Set in the geographic heart of the Middle East, and blessed with a biodiversity of palms, marshes and the mountains of Kurdistan, Iraq also has the potential to bring the countries of the region together. We may differ politically, but we must collaborate to confront climate change. It is a danger that threatens us all. We will need to link our national plans to regional initiatives, and to address our shared environmental and economic threats – such as worsening dust storms, water scarcity, rising temperatures, desertification, and the dwindling of our financial resources as demand for oil falls – through broad efforts to reduce the cross-border impact of climate change and to administer water jointly and fairly.
Indeed, the issue of water requires a constructive dialogue between Iraq, Turkey, Iran and Syria based on the principles of joint responsibility, and common efforts to administer water sustainably.
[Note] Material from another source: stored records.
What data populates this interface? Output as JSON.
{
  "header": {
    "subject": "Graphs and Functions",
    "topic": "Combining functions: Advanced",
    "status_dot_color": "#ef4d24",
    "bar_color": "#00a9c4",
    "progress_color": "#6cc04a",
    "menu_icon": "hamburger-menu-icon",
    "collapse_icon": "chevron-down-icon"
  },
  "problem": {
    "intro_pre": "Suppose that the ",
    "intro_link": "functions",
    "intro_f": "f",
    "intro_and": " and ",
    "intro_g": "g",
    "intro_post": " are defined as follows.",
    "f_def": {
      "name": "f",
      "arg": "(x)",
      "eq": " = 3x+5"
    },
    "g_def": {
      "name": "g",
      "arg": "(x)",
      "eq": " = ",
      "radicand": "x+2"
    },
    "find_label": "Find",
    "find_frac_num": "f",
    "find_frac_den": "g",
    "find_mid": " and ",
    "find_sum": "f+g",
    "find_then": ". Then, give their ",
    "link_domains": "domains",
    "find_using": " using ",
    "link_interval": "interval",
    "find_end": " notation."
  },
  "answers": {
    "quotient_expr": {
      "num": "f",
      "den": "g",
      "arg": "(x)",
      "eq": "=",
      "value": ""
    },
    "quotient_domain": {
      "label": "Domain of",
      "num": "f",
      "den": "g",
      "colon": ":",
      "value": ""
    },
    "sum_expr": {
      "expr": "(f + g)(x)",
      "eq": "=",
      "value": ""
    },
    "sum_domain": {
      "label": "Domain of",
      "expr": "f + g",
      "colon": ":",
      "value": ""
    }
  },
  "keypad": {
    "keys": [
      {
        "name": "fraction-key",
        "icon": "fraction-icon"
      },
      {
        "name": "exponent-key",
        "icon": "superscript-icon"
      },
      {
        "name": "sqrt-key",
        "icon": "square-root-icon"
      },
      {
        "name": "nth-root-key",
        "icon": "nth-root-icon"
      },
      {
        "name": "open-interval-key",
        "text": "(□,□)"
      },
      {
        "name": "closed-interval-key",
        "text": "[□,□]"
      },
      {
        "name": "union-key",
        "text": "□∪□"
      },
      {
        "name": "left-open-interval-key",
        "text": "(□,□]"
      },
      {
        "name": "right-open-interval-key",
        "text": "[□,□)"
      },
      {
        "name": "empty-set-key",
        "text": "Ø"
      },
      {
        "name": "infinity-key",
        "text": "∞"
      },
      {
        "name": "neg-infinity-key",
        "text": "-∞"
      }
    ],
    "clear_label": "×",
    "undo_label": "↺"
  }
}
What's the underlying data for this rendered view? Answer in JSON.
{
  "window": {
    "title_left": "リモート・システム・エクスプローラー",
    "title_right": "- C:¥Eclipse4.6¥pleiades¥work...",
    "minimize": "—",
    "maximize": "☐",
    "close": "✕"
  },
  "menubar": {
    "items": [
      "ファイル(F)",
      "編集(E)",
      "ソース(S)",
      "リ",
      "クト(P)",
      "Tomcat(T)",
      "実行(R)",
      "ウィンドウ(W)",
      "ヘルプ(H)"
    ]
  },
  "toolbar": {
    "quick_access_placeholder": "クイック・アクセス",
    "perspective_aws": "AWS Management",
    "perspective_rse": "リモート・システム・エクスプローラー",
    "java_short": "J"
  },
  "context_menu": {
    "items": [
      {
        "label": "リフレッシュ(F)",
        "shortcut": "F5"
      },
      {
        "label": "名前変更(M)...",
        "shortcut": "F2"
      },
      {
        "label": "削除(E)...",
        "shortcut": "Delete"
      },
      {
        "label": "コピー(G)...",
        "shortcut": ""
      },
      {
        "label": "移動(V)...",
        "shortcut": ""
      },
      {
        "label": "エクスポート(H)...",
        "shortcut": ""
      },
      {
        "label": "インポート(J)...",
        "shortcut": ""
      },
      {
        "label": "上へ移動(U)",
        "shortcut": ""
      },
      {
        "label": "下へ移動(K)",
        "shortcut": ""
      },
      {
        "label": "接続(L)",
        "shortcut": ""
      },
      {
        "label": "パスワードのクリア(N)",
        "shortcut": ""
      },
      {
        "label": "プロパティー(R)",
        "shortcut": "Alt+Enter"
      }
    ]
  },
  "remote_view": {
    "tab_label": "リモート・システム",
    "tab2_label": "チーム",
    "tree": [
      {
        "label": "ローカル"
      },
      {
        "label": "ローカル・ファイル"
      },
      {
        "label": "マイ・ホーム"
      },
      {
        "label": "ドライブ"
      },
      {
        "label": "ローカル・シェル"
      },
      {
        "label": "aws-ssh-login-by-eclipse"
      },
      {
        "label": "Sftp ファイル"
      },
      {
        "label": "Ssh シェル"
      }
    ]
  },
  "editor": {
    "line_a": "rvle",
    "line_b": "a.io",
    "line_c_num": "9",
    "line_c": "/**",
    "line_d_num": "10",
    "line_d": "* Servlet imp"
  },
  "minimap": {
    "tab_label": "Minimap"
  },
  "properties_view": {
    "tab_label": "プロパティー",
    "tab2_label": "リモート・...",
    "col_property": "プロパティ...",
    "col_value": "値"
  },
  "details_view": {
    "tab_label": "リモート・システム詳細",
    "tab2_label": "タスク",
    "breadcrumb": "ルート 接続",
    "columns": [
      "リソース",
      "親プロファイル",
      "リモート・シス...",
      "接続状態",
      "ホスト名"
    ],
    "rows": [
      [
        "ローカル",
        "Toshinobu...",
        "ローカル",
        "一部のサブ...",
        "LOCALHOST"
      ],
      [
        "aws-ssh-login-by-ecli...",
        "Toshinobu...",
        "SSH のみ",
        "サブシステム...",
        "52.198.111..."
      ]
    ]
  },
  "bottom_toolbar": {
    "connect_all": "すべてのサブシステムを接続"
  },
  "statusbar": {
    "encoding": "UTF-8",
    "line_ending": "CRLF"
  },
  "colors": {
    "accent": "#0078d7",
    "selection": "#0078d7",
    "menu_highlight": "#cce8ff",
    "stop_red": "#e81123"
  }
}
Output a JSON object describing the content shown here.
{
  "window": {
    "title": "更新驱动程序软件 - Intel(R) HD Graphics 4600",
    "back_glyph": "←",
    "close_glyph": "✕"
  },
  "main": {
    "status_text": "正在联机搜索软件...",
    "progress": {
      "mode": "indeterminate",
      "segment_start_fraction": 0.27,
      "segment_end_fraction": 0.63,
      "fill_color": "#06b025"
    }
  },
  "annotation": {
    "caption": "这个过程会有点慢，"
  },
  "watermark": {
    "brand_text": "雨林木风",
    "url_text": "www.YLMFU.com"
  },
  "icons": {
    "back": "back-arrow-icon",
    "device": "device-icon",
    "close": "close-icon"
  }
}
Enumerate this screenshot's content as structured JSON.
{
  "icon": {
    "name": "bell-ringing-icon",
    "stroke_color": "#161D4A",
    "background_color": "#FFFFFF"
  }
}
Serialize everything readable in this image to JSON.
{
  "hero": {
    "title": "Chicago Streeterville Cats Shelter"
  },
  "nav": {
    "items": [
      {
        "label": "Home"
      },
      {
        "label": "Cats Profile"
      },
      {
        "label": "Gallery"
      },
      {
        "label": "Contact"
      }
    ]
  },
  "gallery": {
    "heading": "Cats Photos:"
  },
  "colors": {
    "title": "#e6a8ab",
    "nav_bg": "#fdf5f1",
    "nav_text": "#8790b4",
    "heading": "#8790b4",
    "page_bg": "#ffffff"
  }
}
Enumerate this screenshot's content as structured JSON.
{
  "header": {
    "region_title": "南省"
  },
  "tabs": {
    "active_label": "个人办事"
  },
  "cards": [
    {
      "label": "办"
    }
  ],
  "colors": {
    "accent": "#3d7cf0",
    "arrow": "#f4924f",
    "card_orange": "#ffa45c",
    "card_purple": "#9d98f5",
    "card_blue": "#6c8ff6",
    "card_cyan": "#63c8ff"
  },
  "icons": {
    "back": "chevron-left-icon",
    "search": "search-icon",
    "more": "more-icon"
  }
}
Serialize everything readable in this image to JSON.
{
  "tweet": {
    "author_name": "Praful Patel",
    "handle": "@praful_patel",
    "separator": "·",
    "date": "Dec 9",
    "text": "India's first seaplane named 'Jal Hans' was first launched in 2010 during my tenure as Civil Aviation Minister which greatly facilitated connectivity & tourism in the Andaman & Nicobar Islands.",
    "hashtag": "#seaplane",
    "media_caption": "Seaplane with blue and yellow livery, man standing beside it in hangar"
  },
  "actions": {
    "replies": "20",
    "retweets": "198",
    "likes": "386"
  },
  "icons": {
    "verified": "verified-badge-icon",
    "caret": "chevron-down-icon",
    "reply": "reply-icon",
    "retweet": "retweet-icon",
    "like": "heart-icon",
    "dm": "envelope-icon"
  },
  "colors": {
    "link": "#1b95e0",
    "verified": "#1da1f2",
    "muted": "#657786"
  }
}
This national programme to revitalise Mesopotamia will require the participation of the entire Iraqi government, its departments and its agencies, and legislative support from the Council of Representatives. Mustering the necessary political will be imperative: ministries will need to be empowered; new specialised institutions will need to be established; and a raft of new laws and regulations will need to be passed. There also needs to be a role for social and civil youth movements.
Iraq will also require the help of its friends in the international community, for technical and planning support, and technology transfer. One of our first tasks will be to co-ordinate with specialised climate agencies to further develop our efforts. We will also look to access Green Funds, private capital markets and international donors to help to finance the investments envisaged.
The time for action is now. We face an arduous task, and there is no time to waste. But addressing climate change also represents an opportunity for Iraq and the region to introduce measures that will leave them on a more solid foundation as they face the challenges of the decades to come.
Barham Salih is President of the Republic of Iraq